Don't use too many words. Received thinking suggests 16 words (yes, SIXTEEN) per slide is optimal and no more than three font variations (where bold, size and italic are each variations). Remember, visual aids are just that, assistance for the speaker to put across an effective, powerful message or help tell a joined up story.
Don't forget to look at all your audience. Concentrate on key stakeholders, look for cues in their body language - are they bored ? short of time ? struggling to hear ? If you can't meet the audience eye-to-eye - go for the forehead or mouth, since you won't be kissing them and are a few metres away, they won't notice the difference. Gaze aversion is very natural (it shows you are thinking) but try to work your attention around the room (S-L-O-W-L-Y) to connect with each individual.
Don't use too may flashy bits. Whilst it is tempting to introduce sound effects and use amusing animations, these are now universally understood and available. Legendary French singer Edith Piaf (roll your R's around the refrain "Rien de Rien") used to adopt a single gesture for each of her songs and this seems a good maxim, less is better. A slick embedded video that auto plays can be very effective. A self timed slide run enables the speaker to concentrate on putting across the message and be the centre of the performance, good. But too much fizz and bang can be distracting.
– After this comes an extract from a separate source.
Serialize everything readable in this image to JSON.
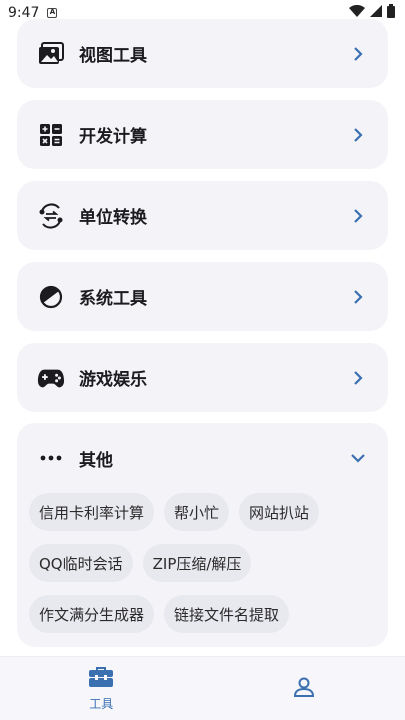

Software like Prezi can bring exciting multi-media feelings to slide transitions, but inhibits back tracking and requires more complex linking that may get in the way of a content heavy message.